It is hard to understand the consequences of online speech. Intentionally inciting chaos or violence is not protected speech and instances of this are relatively clear. In a public setting, especially one in which there is an audience, it is abundantly clear who is speaking, who is being spoken to, and when instructions are given. Even veiled instructions are readily identifiable, should action have been taken. Online this becomes more difficult. It is hard to know who the audience is, who the intended audience is, what the tone or intention was, or what the reach could be. In an age when videos go viral, what separates a call to action and an organic response isn’t always clear.
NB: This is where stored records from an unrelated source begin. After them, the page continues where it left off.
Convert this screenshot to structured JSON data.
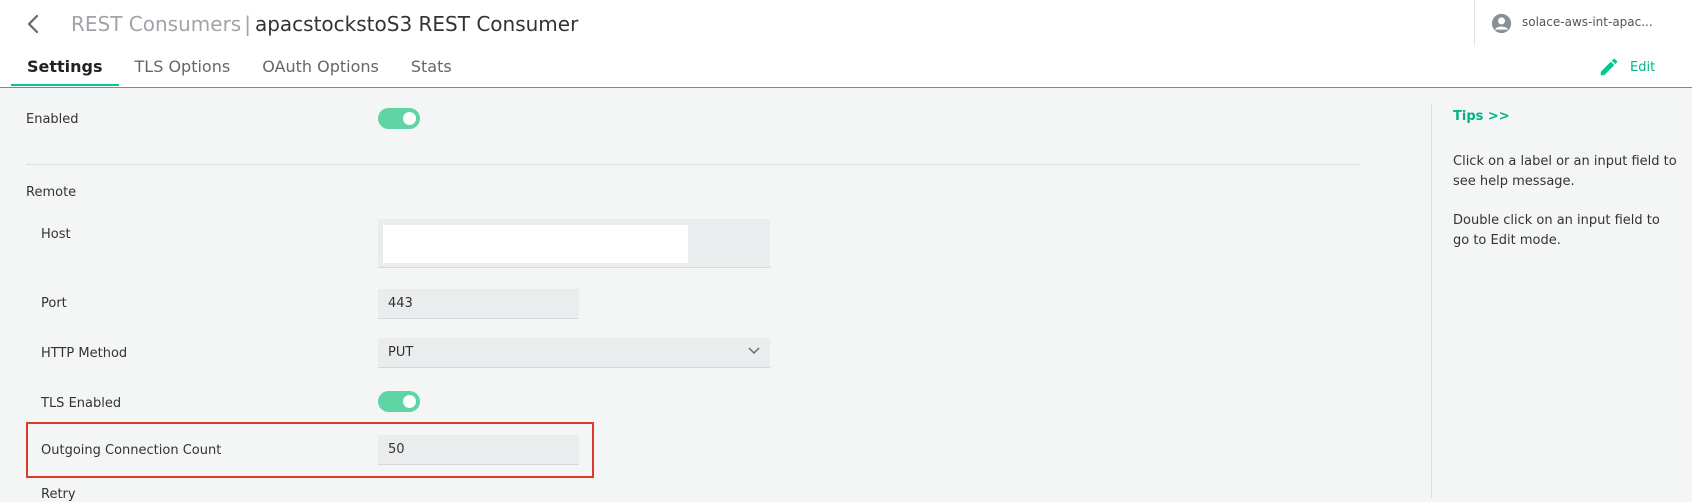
{
  "header": {
    "breadcrumb": "REST Consumers",
    "separator": "|",
    "title": "apacstockstoS3 REST Consumer",
    "user": "solace-aws-int-apac...",
    "edit_label": "Edit"
  },
  "tabs": [
    {
      "label": "Settings",
      "active": true
    },
    {
      "label": "TLS Options",
      "active": false
    },
    {
      "label": "OAuth Options",
      "active": false
    },
    {
      "label": "Stats",
      "active": false
    }
  ],
  "form": {
    "enabled_label": "Enabled",
    "enabled_value": true,
    "remote_label": "Remote",
    "host_label": "Host",
    "host_value": "",
    "port_label": "Port",
    "port_value": "443",
    "http_method_label": "HTTP Method",
    "http_method_value": "PUT",
    "tls_enabled_label": "TLS Enabled",
    "tls_enabled_value": true,
    "outgoing_label": "Outgoing Connection Count",
    "outgoing_value": "50",
    "retry_label": "Retry"
  },
  "sidebar": {
    "tips_link": "Tips >>",
    "tip1": "Click on a label or an input field to see help message.",
    "tip2": "Double click on an input field to go to Edit mode."
  },
  "colors": {
    "accent": "#00c895",
    "toggle_on": "#5fd4a5",
    "highlight": "#e0392b"
  }
}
As we continue our march onward into the digital world, we are tasked with an ethical dilemma we aren’t quite prepared to deal with. Namely, the slow process of assessing our societal ethics in the very fast-moving technological timeline. In doing so our ideologies are clashing against each other, without clear answers as to which is right and when. What our ongoing moralization of society does is remove the complex nuance from discussions of ethics and instead replaces it with a rigid ideological structure which is doomed to fail, as it cannot readily adapt to the myriad of circumstances which will inevitably occur. ChatGPT and Midjourney are tools, and if we are to continue advancing as a society they should be treated as such. A hammer is a tool, regardless of its being used on a nail to build a house or as a weapon against another person. To suggest tools should be limited because they have the potential to cause harm is to tread dangerously close to authoritarian lines of thinking. Liberalism, in the philosophical sense, was built upon a foundation of radical tolerance. It is an understanding that although two or more ethical structures may not agree, they can simultaneously exist, if not coexist. Failure to embrace that line of thinking moves us closer to 1984 than it does 2084.
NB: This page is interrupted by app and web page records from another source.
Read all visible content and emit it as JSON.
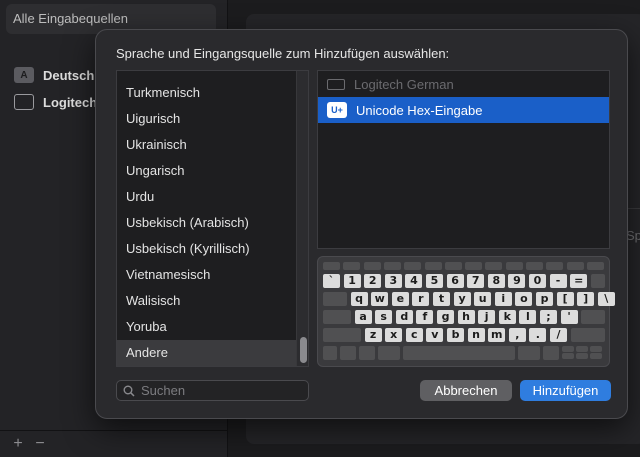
{
  "sidebar": {
    "header": "Alle Eingabequellen",
    "items": [
      {
        "label": "Deutsch",
        "icon": "A"
      },
      {
        "label": "Logitech"
      }
    ],
    "add_label": "+",
    "remove_label": "−"
  },
  "right_panel": {
    "partial_text": "Sp"
  },
  "sheet": {
    "title": "Sprache und Eingangsquelle zum Hinzufügen auswählen:",
    "languages": [
      "Turkmenisch",
      "Uigurisch",
      "Ukrainisch",
      "Ungarisch",
      "Urdu",
      "Usbekisch (Arabisch)",
      "Usbekisch (Kyrillisch)",
      "Vietnamesisch",
      "Walisisch",
      "Yoruba",
      "Andere"
    ],
    "selected_language": "Andere",
    "sources": [
      {
        "label": "Logitech German",
        "state": "disabled"
      },
      {
        "label": "Unicode Hex-Eingabe",
        "state": "selected",
        "icon": "U+"
      }
    ],
    "search_placeholder": "Suchen",
    "cancel_label": "Abbrechen",
    "add_label": "Hinzufügen"
  },
  "keyboard": {
    "row1": [
      "`",
      "1",
      "2",
      "3",
      "4",
      "5",
      "6",
      "7",
      "8",
      "9",
      "0",
      "-",
      "="
    ],
    "row2": [
      "q",
      "w",
      "e",
      "r",
      "t",
      "y",
      "u",
      "i",
      "o",
      "p",
      "[",
      "]",
      "\\"
    ],
    "row3": [
      "a",
      "s",
      "d",
      "f",
      "g",
      "h",
      "j",
      "k",
      "l",
      ";",
      "'"
    ],
    "row4": [
      "z",
      "x",
      "c",
      "v",
      "b",
      "n",
      "m",
      ",",
      ".",
      "/"
    ]
  },
  "colors": {
    "accent": "#2f7ddf",
    "selected_row": "#1a5fc8"
  }
}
ChatGPT has put words to our uneasy relationship with artificial intelligence. No doubt countless in the near future will turn to the chatbots for help writing, literary or artistic creation, skills learning, or just to replace their inclination to “ask Google”. The real potential that ChatGPT offers is this: it is going to make the smart and productive people exponentially smarter and more productive, and it is going to either professionally replace those who do not understand why, when, or how to use it. It is a powerful tool which presents, as Friedman put it, a “Promethean moment”. We should be wary not to extinguish the flame before we can see how bright it burns. 

We have become engulfed in this environment of intense moralization on both sides of the political spectrum. In this moral free-for-all is an increasing air of absolutism. It appears to be a filling in of the moral vacuum left in the wake of an increasingly secular society. The problem with this secularization is we have begun down this path with nothing to anchor ourselves to. Religion is not solely theology, it serves a fundamental societal function. A shared set of principles are key to social cohesion and cooperation. Guiding principles are neither rigid nor absolute; society is made up of compromise. Without a relatively uniform set of guiding principles, every compromise feels like an existential one, and with good reason. If one does not have a foundation upon which to ground themselves, even the slightest disturbance can throw them off course.

Progress is about meeting the challenge that comes with the unknown, and we have a serious amount of unknown in front of us. For most of human history, ethics and morality have been condensed within individual societies, usually in the form of religion. What we are standing on is the precipice of a global society. It is not going to be easy to determine what is acceptable or why. It is incumbent upon us as citizens to rise to the challenge and have uncomfortable and difficult conversations about ethics. To fail to do so threatens to plunge us into the throes of rigid authoritarianism, one which is unprecedented in American society, and therefore one which we are woefully unprepared to deal with. Should we face it head on, however, we will find ourselves able to achieve things we can now only dream of as possibilities.

Alexander laurent rubalcava is a second-year Eli Whitney Student in Timothy Dwight College and can be reached at